Erev Shabbos Kodesh Parshas Shemini/Parah

19 Adar II 5771/March 25, 2011

In a Washington Post article titled “Expecting the expenses”, dated December 9, 2007, journalist Michael Rosenwald calculated that it will likely cost him $340,552 to raise his child until age 17. When you figure that the average American family has two children that means the average family (often with one parent) must generate over $600,000 in order to raise their two children into late adolescence.

A more conservative estimate by the New York Times (June 25, 2010) approximates that the average middle-class family will need to shell out $222,000 to raise a child to age 18.

Even assuming the lower amount, those numbers would be vastly higher for any Torah-observant family. The New York Times’ estimate does not take into account the costs of Shabbos, Yom Tov, or Kosher food. The point of the Washington Post article was to encourage parents to begin saving money for their children’s college tuition and expenses later down the road. What would the author say if he saw the bills we annually pay for Yeshiva/Bais Yaakov tuitions?

In the Torah-observant world it is not uncommon for families to have upwards of five children. Based on the aforementioned numbers a non-observant family of five children would need to generate at least one million dollars just until the children turn eighteen. That number increases significantly when we add the cost for being Torah observant, and that is without even beginning to discuss cost of weddings (and for many, supporting children in kollel).

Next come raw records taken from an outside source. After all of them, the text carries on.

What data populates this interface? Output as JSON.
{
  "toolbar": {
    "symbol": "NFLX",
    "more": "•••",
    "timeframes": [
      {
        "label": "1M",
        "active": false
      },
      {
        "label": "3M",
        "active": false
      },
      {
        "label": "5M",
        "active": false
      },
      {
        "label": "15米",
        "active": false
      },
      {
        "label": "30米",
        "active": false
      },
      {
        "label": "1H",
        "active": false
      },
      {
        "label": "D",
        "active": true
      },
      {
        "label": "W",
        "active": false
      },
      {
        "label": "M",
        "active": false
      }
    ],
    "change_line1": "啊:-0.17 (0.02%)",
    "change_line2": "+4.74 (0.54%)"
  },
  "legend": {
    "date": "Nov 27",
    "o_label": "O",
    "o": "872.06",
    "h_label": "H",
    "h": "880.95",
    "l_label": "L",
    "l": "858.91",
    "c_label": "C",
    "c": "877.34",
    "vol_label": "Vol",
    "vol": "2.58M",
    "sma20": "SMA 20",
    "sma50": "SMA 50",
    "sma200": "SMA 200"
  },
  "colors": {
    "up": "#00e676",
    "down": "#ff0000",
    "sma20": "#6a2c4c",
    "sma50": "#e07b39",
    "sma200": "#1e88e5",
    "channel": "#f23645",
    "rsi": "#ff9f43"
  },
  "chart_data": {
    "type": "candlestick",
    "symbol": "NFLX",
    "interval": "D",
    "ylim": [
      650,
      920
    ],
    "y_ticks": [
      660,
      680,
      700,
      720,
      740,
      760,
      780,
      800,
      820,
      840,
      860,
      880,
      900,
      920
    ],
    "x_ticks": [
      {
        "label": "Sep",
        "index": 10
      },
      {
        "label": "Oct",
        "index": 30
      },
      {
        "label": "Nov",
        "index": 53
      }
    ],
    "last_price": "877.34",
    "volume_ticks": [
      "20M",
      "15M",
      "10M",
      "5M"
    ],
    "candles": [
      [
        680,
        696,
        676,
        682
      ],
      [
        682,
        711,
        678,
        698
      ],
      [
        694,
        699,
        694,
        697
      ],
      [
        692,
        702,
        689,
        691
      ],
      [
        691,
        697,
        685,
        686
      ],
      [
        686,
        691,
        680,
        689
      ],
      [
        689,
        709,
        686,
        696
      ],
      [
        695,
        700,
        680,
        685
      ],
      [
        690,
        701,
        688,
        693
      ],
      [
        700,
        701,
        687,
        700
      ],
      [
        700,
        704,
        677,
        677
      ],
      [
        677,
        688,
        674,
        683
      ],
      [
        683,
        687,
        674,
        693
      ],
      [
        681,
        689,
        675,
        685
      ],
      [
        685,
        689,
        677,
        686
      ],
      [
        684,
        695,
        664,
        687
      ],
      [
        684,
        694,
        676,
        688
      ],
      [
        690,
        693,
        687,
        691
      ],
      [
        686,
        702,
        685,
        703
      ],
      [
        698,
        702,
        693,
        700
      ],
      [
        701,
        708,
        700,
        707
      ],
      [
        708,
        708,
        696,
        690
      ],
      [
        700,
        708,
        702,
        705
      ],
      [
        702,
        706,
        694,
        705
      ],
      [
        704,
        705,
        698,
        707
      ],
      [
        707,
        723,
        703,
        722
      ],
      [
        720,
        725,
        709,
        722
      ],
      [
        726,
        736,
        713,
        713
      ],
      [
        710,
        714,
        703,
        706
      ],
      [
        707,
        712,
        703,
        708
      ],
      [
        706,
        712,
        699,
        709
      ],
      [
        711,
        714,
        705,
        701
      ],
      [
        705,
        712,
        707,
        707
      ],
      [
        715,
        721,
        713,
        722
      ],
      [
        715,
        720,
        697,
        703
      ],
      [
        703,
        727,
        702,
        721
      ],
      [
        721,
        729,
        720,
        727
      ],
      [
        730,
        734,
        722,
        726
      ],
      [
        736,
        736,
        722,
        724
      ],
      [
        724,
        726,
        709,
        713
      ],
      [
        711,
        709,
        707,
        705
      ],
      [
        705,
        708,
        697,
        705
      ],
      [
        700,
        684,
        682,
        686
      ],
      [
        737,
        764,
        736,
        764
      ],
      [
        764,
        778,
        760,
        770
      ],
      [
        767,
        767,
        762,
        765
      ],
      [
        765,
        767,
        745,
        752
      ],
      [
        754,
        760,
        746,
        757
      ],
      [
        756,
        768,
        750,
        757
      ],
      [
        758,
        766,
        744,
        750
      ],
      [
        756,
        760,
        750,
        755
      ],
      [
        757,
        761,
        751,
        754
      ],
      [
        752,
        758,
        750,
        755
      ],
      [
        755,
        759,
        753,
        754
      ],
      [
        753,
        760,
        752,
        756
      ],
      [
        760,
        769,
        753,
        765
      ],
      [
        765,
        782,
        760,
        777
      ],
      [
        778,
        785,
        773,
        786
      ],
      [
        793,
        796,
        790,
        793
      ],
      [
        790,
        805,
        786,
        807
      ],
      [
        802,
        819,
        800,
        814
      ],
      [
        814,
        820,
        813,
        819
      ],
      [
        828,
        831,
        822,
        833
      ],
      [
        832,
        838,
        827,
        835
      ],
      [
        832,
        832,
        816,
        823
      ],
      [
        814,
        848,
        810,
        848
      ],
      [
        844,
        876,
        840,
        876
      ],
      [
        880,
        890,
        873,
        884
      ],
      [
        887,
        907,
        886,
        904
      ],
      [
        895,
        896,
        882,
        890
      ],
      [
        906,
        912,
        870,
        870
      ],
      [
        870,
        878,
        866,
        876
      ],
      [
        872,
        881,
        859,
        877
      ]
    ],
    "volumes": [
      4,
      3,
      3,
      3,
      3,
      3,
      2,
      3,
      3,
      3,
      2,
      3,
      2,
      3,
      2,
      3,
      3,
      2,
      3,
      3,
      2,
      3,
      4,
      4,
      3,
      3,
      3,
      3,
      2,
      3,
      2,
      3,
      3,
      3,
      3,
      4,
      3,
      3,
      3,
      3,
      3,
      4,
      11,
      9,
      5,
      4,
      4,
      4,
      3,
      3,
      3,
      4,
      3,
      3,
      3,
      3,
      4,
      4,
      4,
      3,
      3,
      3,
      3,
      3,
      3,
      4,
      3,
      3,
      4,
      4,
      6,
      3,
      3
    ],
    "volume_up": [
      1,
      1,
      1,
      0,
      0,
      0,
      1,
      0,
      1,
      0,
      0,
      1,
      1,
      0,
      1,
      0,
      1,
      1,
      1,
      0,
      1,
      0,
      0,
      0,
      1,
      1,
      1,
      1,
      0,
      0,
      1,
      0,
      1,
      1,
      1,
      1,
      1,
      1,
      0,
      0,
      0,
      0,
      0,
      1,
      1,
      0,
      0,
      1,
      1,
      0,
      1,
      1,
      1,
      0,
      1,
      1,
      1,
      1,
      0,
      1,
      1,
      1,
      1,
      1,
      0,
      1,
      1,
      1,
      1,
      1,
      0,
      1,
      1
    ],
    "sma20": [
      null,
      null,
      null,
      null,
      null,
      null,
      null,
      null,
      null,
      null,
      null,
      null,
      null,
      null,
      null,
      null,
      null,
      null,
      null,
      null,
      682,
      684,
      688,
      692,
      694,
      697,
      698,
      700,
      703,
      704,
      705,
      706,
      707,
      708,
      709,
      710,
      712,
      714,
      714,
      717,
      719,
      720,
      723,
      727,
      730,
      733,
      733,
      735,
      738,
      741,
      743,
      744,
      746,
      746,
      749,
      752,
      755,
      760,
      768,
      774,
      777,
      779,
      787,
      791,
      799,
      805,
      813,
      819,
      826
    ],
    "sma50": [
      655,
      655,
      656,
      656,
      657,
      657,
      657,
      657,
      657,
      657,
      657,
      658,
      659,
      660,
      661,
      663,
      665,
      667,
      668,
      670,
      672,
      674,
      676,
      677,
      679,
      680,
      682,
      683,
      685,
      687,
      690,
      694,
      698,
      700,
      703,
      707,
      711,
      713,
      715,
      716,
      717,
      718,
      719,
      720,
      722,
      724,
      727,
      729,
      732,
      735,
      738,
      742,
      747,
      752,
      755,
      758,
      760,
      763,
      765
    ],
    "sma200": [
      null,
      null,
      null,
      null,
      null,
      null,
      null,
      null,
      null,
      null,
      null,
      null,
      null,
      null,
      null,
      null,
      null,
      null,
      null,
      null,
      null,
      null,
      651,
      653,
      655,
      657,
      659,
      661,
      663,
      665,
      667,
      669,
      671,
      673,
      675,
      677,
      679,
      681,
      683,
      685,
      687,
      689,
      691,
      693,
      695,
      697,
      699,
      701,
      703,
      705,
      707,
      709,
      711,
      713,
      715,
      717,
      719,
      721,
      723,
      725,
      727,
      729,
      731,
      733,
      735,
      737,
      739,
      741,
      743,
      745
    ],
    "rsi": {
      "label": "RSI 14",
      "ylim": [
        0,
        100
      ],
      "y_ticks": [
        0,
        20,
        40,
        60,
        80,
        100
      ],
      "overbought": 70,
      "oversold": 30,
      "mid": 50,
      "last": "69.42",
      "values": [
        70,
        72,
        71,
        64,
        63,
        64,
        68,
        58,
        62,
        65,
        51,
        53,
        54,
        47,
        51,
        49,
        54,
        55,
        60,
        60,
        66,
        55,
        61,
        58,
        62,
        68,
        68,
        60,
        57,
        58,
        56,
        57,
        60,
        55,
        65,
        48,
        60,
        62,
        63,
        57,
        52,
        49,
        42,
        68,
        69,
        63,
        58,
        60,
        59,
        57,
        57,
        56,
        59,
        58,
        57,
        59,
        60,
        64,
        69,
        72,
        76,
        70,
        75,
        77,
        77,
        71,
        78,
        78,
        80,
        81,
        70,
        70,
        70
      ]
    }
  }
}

Granted, we are blessed with many wealthy families, but the average Torah observant family lives with constant financial strains and concerns. So exactly from where are our families pulling together an average of two million dollars to bring up our children, pay for doctor bills, mortgage on a house, the cost of a car(s), not to mention tuition, Shabbos, and Yom Tov?

There is a legendary anecdote that King Louis XIV once asked Blaise Pascal, the seventeenth century French philosopher, to give him proof of the supernatural. Pascal tersely yet poignantly replied, “Why, the Jews, your majesty - the Jews.”

Our very existence debunks the theory of Survival of the Fittest. By all laws of sociology we should have perished long ago. Our survival makes no sense and cannot be explained by historical or natural law. But truthfully the miracle of the Jewish people goes well beyond our physical survival. The fact that throughout the exile we have been able to preserve our heritage is an incredible miracle unto itself.

Our community undoubtedly has reason for concern. There is a financial crisis and a ‘tuition squeeze’ for which we still must ponder a solution. Nevertheless, we should not overlook the miraculous fact that, against the odds, we continue to grow and flourish in all areas.

In one sense we may be living refutation of ‘Survival of the Fittest’. But in a deeper sense we are living proof that G-d ensures that those who are truly deserving of the accolade ‘Fittest’ will not only survive, but also thrive.

Shabbat Shalom & Good Shabbos,

R’ Dani and Chani Staum